Fire and Explosion Hazard Data. This informs the paint user about the flash point of the product, special fire
fighting procedures, and the extinguishing media.
Health Hazards. Personnel should be familiar with emergency and first aid procedures as outlined in the product's
M SDS. This includes medical procedures to be followed if the product is inhaled, or if the product has come in contact
with the skin or eyes of an individual.
1-7. CONTROL MEASURES
Personal protective equipment (PPE) used in conjunction with respiratory protection equipment (para 1-7b)
during spray-painting includes cloth coveralls, eye protection, and head coverings. Cloth gloves are suitable unless
cellosolve acetate (2-ethoxyethyl acetate) is present in the paint, solvent, or primer. When this solvent is present, silicon
rubber gloves are recommended. Spot painters applying paint by brush or roller must wear work clothing and gloves
affording full skin coverage. Persons who clean mixing and painting accessories should wear full PPE to preclude solvent
absorption and defatting of the hands caused by the thinner.
If a solvent with a skin notation is being used, then impervious gloves must be used. Barrier creams are
useful in preventing paint from adhering to the skin and in combating the "dryness" associated with the defatting action of
most solvents; however, their usefulness in preventing the absorption of solvent through skin is not documented. Solvents
must never be used to remove paint/coating from the skin.
Work clothing should be provided. After completing painting or sanding operations, hygienic showers
should be taken prior to changing into street clothing.
Prior to beginning any painting operation, preventive medicine/industrial hygiene
personnel must be contacted. Painting materials can cause serious health
problems if used improperly or without adequate respiratory protection.
Before beginning painting operations, contact local preventive medicine/industrial hygiene personnel, who
will determine minimum respiratory protection requirements in accordance with TB MED 514. Depending on method of
application and facilities available, some sort of respirator will probably be required.
Levels of exposure to contaminants will be documented by preventive medicine/industrial hygiene
personnel. Additional monitoring is required whenever there has been any change in the operation which could result in
new or additional exposures.

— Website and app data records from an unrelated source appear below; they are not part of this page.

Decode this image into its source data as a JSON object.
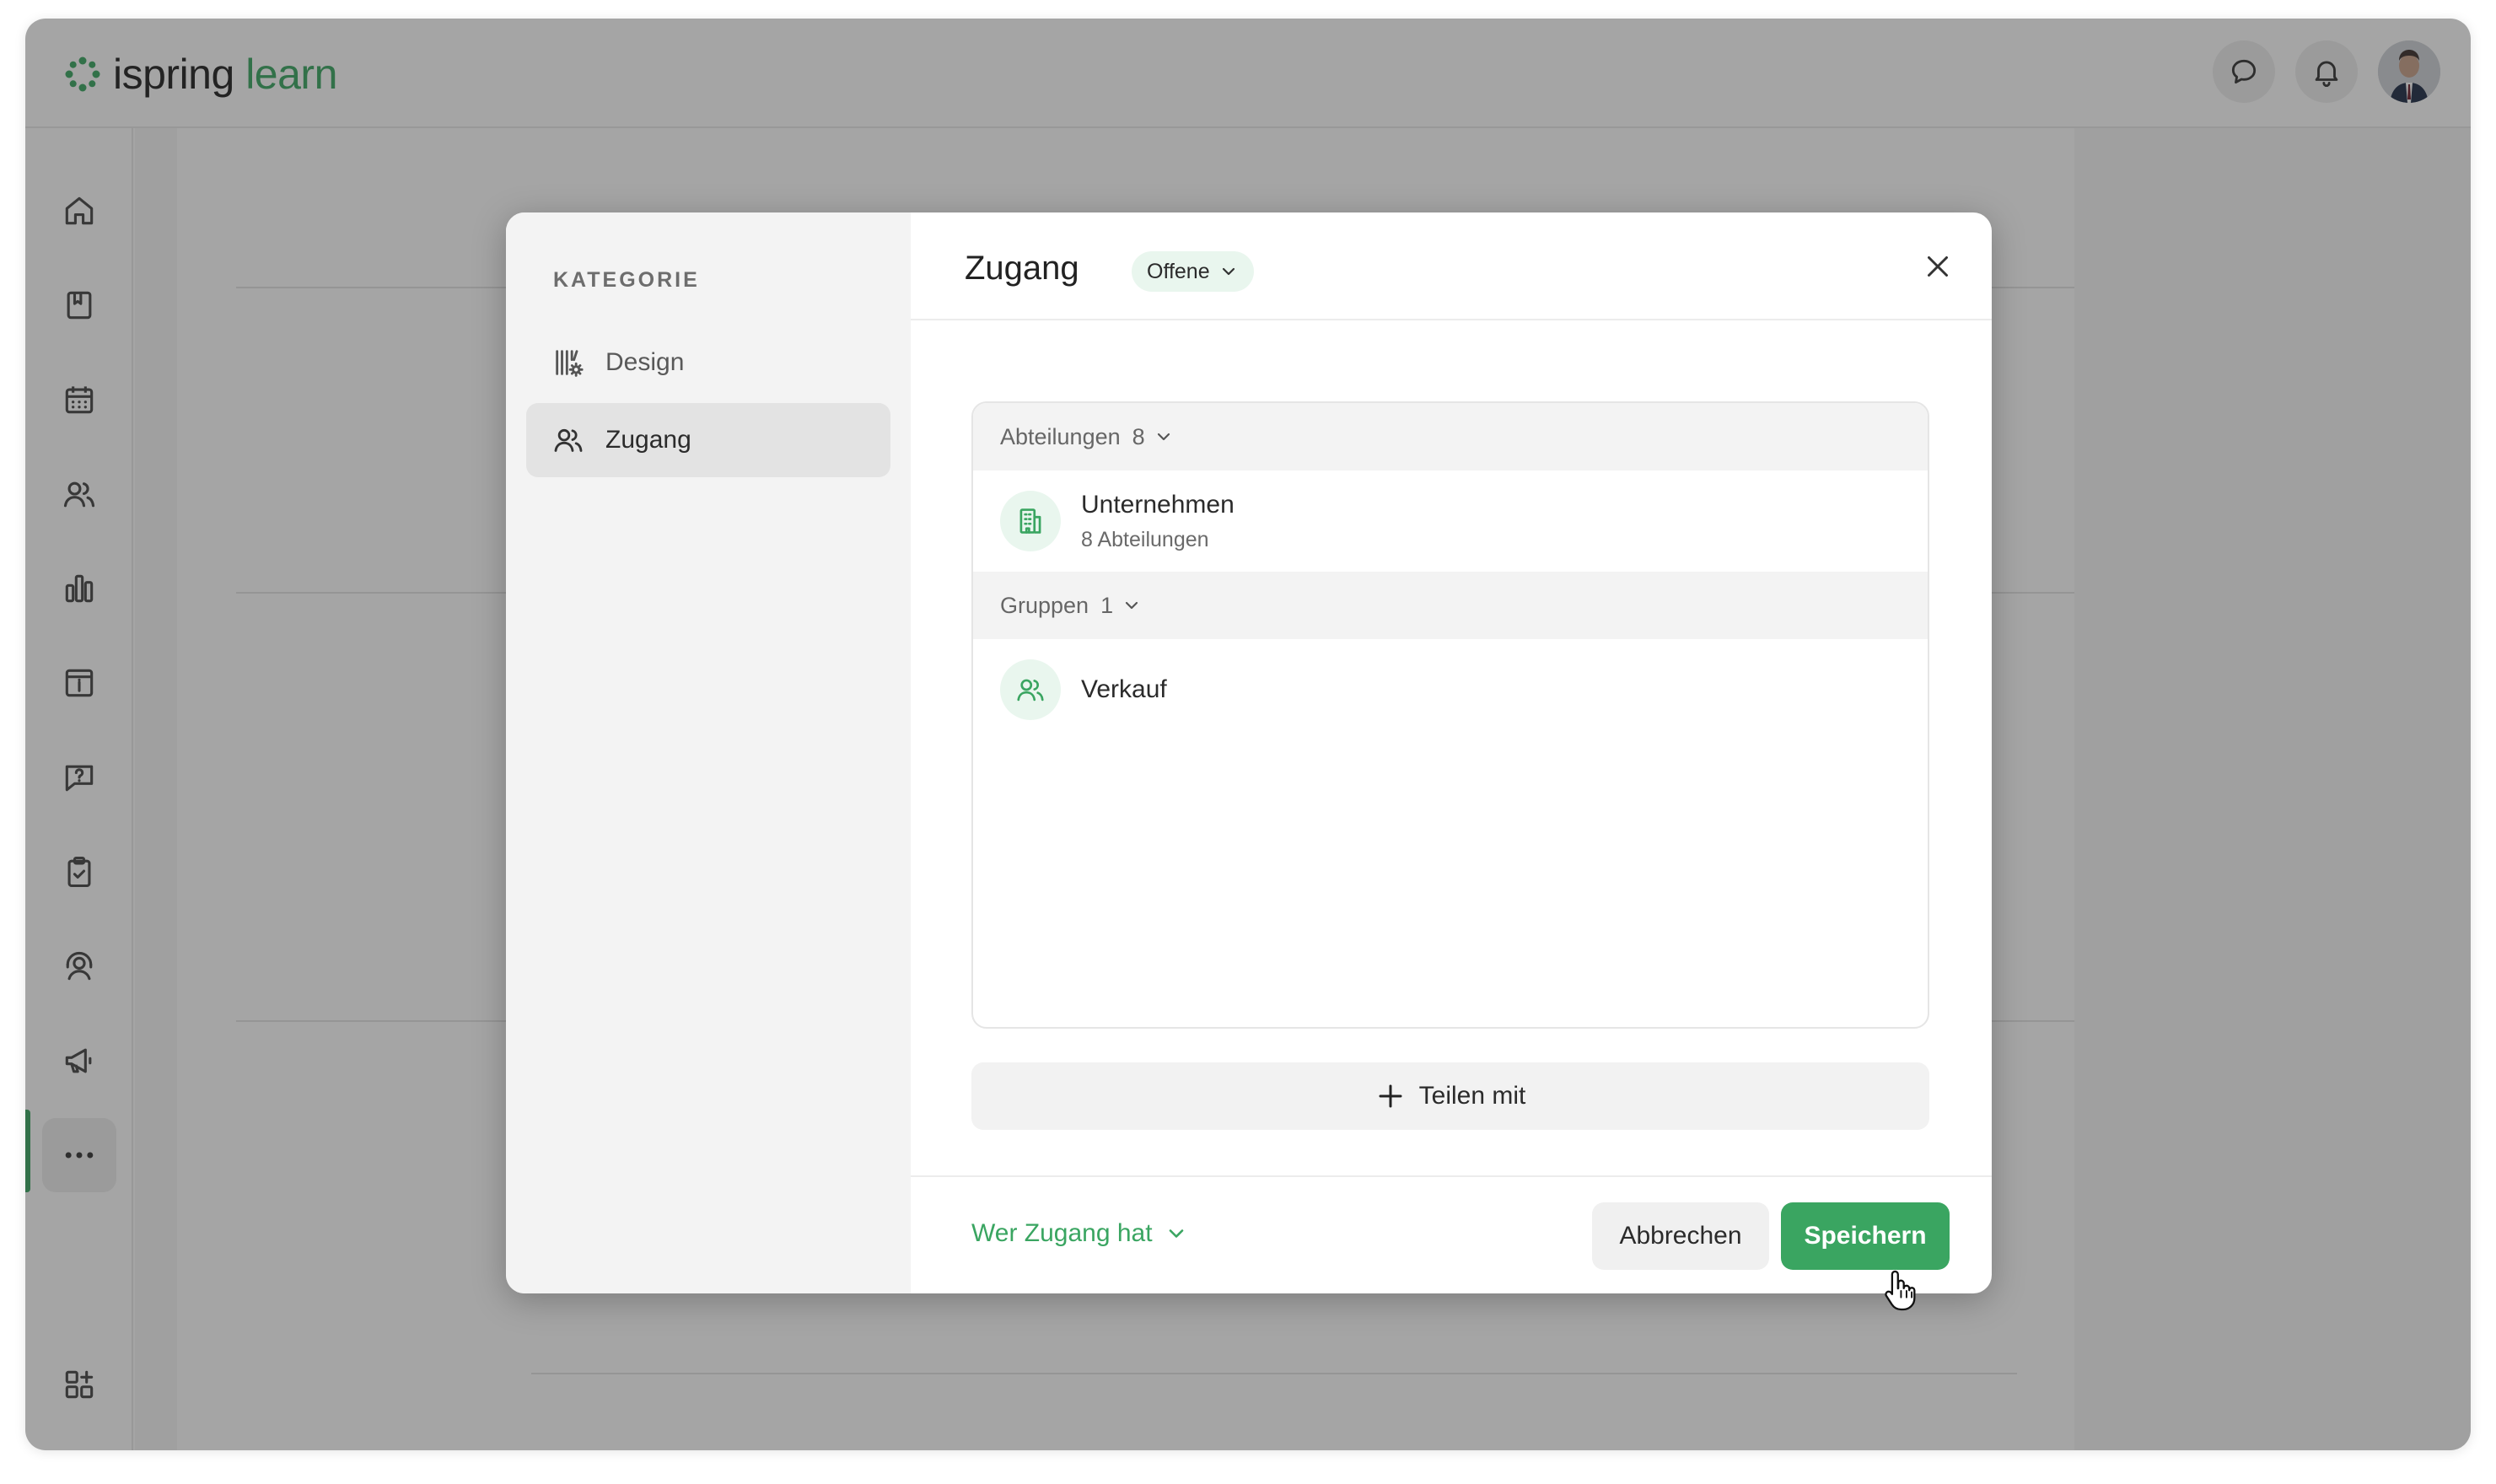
{
  "app": {
    "logo_brand": "ispring",
    "logo_product": "learn",
    "accent_color": "#3aa561"
  },
  "topbar": {
    "icons": [
      "chat-icon",
      "bell-icon",
      "user-avatar"
    ]
  },
  "sidebar": {
    "items": [
      {
        "icon": "home-icon"
      },
      {
        "icon": "book-icon"
      },
      {
        "icon": "calendar-icon"
      },
      {
        "icon": "users-icon"
      },
      {
        "icon": "bar-chart-icon"
      },
      {
        "icon": "info-panel-icon"
      },
      {
        "icon": "question-chat-icon"
      },
      {
        "icon": "clipboard-check-icon"
      },
      {
        "icon": "headset-user-icon"
      },
      {
        "icon": "megaphone-icon"
      },
      {
        "icon": "more-icon",
        "active": true
      },
      {
        "icon": "add-widget-icon"
      }
    ]
  },
  "modal": {
    "side_heading": "KATEGORIE",
    "side_items": [
      {
        "label": "Design",
        "icon": "design-settings-icon"
      },
      {
        "label": "Zugang",
        "icon": "users-icon",
        "active": true
      }
    ],
    "title": "Zugang",
    "access_badge": "Offene",
    "groups": [
      {
        "label": "Abteilungen",
        "count": "8",
        "rows": [
          {
            "title": "Unternehmen",
            "subtitle": "8 Abteilungen",
            "icon": "building-icon"
          }
        ]
      },
      {
        "label": "Gruppen",
        "count": "1",
        "rows": [
          {
            "title": "Verkauf",
            "icon": "users-icon"
          }
        ]
      }
    ],
    "share_label": "Teilen mit",
    "who_access_label": "Wer Zugang hat",
    "cancel_label": "Abbrechen",
    "save_label": "Speichern"
  }
}
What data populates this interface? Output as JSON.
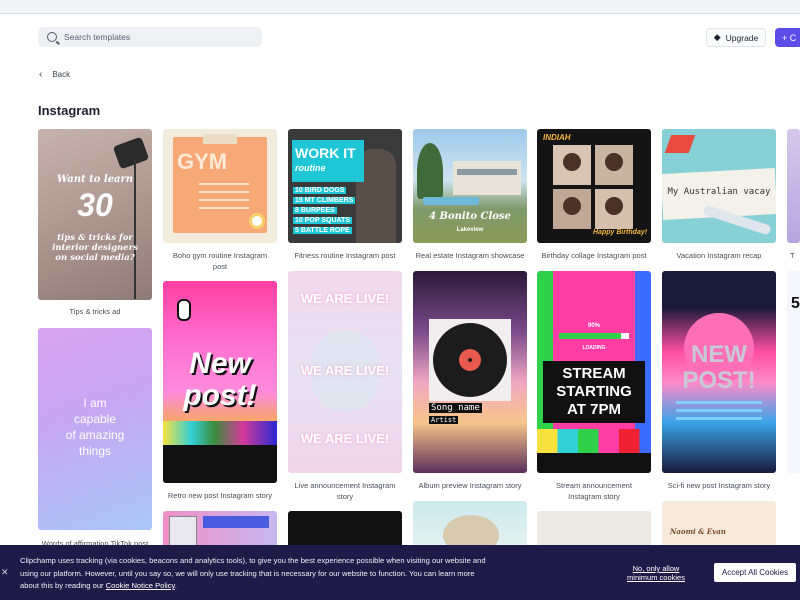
{
  "search": {
    "placeholder": "Search templates"
  },
  "header": {
    "upgrade_label": "Upgrade",
    "create_label": "C"
  },
  "nav": {
    "back_label": "Back"
  },
  "section": {
    "title": "Instagram"
  },
  "templates": {
    "c1": {
      "caption": "Tips & tricks ad",
      "l1": "Want to learn",
      "l2": "30",
      "l3": "tips & tricks for",
      "l4": "interior designers",
      "l5": "on social media?"
    },
    "c2": {
      "caption1": "Boho gym routine Instagram",
      "caption2": "post",
      "title": "GYM"
    },
    "c3": {
      "caption": "Fitness routine Instagram post",
      "title1": "WORK IT",
      "title2": "routine",
      "items": [
        "10 BIRD DOGS",
        "15 MT CLIMBERS",
        "8 BURPEES",
        "10 POP SQUATS",
        "5 BATTLE ROPE"
      ]
    },
    "c4": {
      "caption": "Real estate Instagram showcase",
      "name": "4 Bonito Close",
      "sub": "Lakeview"
    },
    "c5": {
      "caption": "Birthday collage Instagram post",
      "name": "INDIAH",
      "bday": "Happy Birthday!"
    },
    "c6": {
      "caption": "Vacation Instagram recap",
      "title": "My Australian vacay"
    },
    "c7": {
      "caption": "Words of affirmation TikTok post",
      "l1": "I am",
      "l2": "capable",
      "l3": "of amazing",
      "l4": "things"
    },
    "c8": {
      "caption": "Retro new post Instagram story",
      "l1": "New",
      "l2": "post!"
    },
    "c9": {
      "caption1": "Live announcement Instagram",
      "caption2": "story",
      "line": "WE ARE LIVE!"
    },
    "c10": {
      "caption": "Album preview Instagram story",
      "song": "Song name",
      "artist": "Artist"
    },
    "c11": {
      "caption1": "Stream announcement",
      "caption2": "Instagram story",
      "pct": "90%",
      "loading": "LOADING",
      "l1": "STREAM",
      "l2": "STARTING",
      "l3": "AT 7PM"
    },
    "c12": {
      "caption": "Sci-fi new post Instagram story",
      "l1": "NEW",
      "l2": "POST!"
    },
    "c13": {
      "names": "Naomi & Evan"
    },
    "edge1": {
      "caption": "T"
    },
    "edge2": {
      "title": "5"
    }
  },
  "cookie": {
    "text": "Clipchamp uses tracking (via cookies, beacons and analytics tools), to give you the best experience possible when visiting our website and using our platform. However, until you say so, we will only use tracking that is necessary for our website to function. You can learn more about this by reading our ",
    "link": "Cookie Notice Policy",
    "period": ".",
    "only_allow": "No, only allow minimum cookies",
    "accept": "Accept All Cookies",
    "close": "✕"
  }
}
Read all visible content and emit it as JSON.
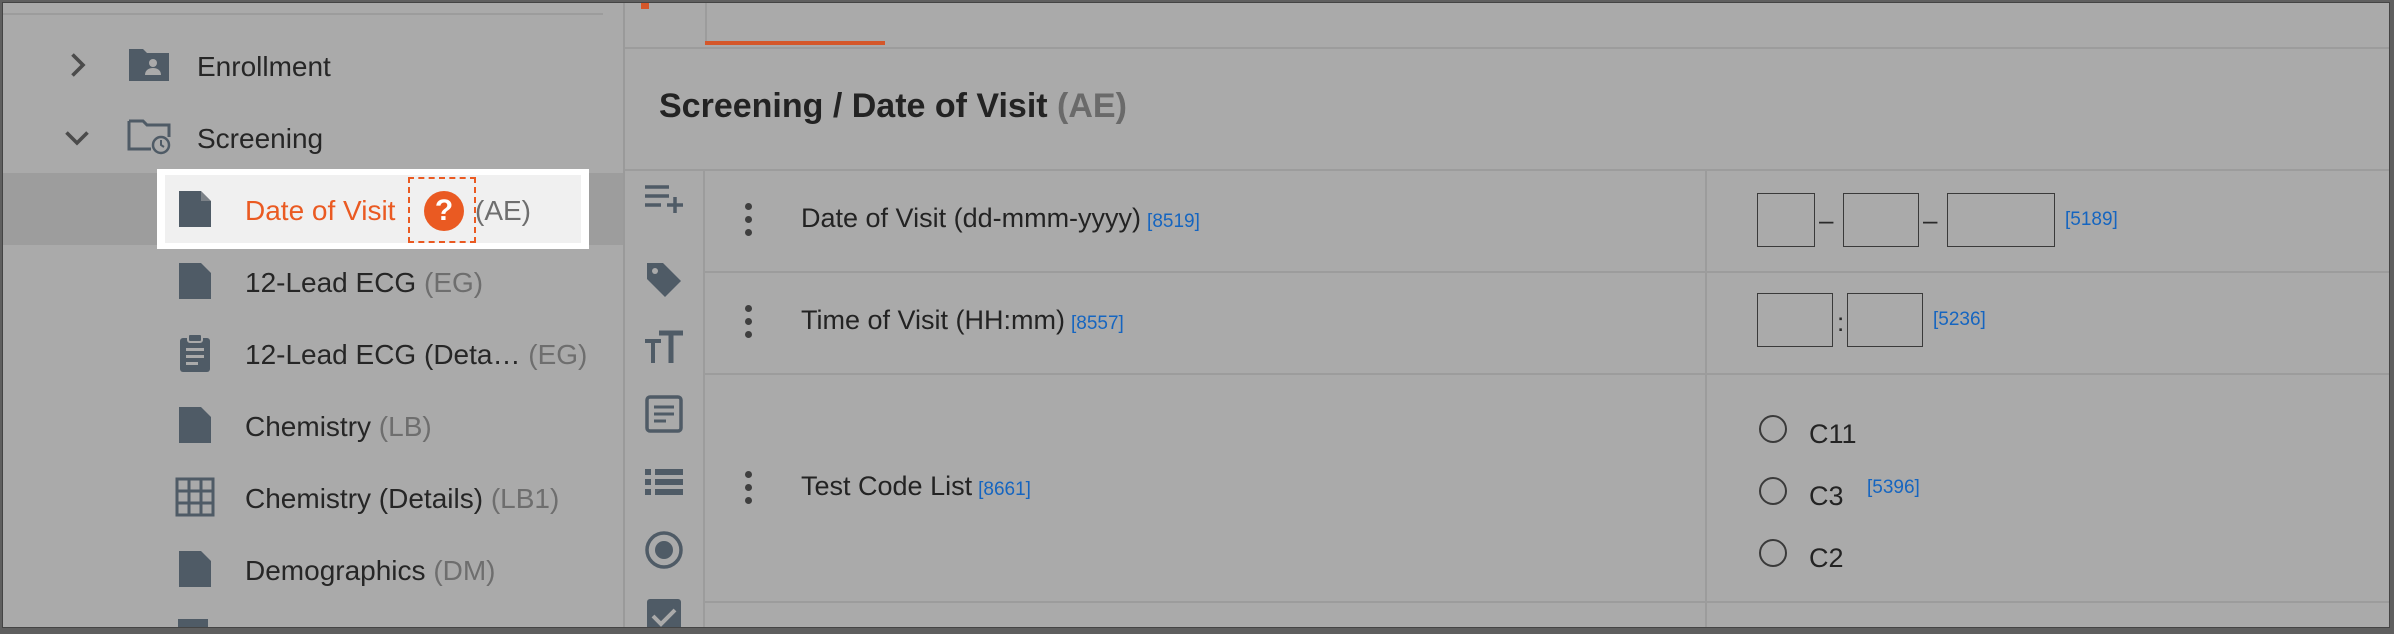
{
  "sidebar": {
    "folders": [
      {
        "label": "Enrollment",
        "expanded": false
      },
      {
        "label": "Screening",
        "expanded": true
      }
    ],
    "forms": [
      {
        "label": "Date of Visit",
        "abbr": "(AE)",
        "active": true,
        "icon": "document-icon"
      },
      {
        "label": "12-Lead ECG",
        "abbr": "(EG)",
        "icon": "document-icon"
      },
      {
        "label": "12-Lead ECG (Deta…",
        "abbr": "(EG)",
        "icon": "clipboard-icon"
      },
      {
        "label": "Chemistry",
        "abbr": "(LB)",
        "icon": "document-icon"
      },
      {
        "label": "Chemistry (Details)",
        "abbr": "(LB1)",
        "icon": "grid-icon"
      },
      {
        "label": "Demographics",
        "abbr": "(DM)",
        "icon": "document-icon"
      }
    ],
    "help_glyph": "?"
  },
  "header": {
    "title": "Screening / Date of Visit",
    "abbr": "(AE)"
  },
  "colors": {
    "accent": "#ea5a22",
    "code_link": "#1565c0"
  },
  "questions": [
    {
      "label": "Date of Visit (dd-mmm-yyyy)",
      "code": "[8519]",
      "field_code": "[5189]",
      "date_sep": "–"
    },
    {
      "label": "Time of Visit (HH:mm)",
      "code": "[8557]",
      "field_code": "[5236]",
      "time_sep": ":"
    },
    {
      "label": "Test Code List",
      "code": "[8661]",
      "field_code": "[5396]",
      "options": [
        "C11",
        "C3",
        "C2"
      ]
    }
  ]
}
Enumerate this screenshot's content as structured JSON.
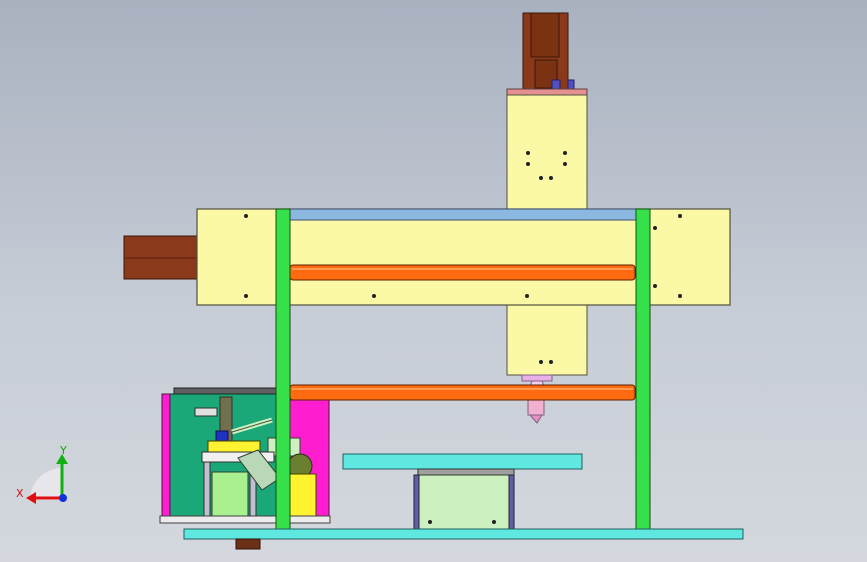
{
  "triad": {
    "x_label": "X",
    "y_label": "Y",
    "x_color": "#e01010",
    "y_color": "#10b010",
    "z_color": "#1030e0"
  },
  "colors": {
    "background_top": "#a9b1c0",
    "plate_yellow": "#fbf8a6",
    "frame_green": "#35e04a",
    "rod_orange": "#ff6a10",
    "motor_brown": "#8a3a1a",
    "base_cyan": "#5ee8e0",
    "box_green": "#1aa878",
    "panel_magenta": "#ff1ecf",
    "table_light_green": "#cdf0c0"
  }
}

Ventilation. The use of respiratory protection equipment does NOT waive the requirement for engineering control
measures. The ventilation design specifications for spray paint booths are in TB MED 514.
Preferred Coatings. Whenever available, lead-and chromate-free coatings should be used.
Warning Labels. Warning labels are required on products which contain materials hazardous to your health.
Read these warnings.
1-8. MEDICAL SURVEILLANCE
Medical surveillance to detect adverse health effects will be determined by the installation medical authority (IMA) based
on the specific constituents of the coating. In general, medical surveillance is required for anyone who works more than
30 days per year in either a paint spraying operation or in a brush or roller application when respiratory protection is
required. Personnel involved in painting at direct support, general support, and depot levels of maintenance will normally
require surveillance. Vehicle/equipment operators and unit maintenance section personnel usually do not perform enough
brush touch-up painting to warrant medical surveillance.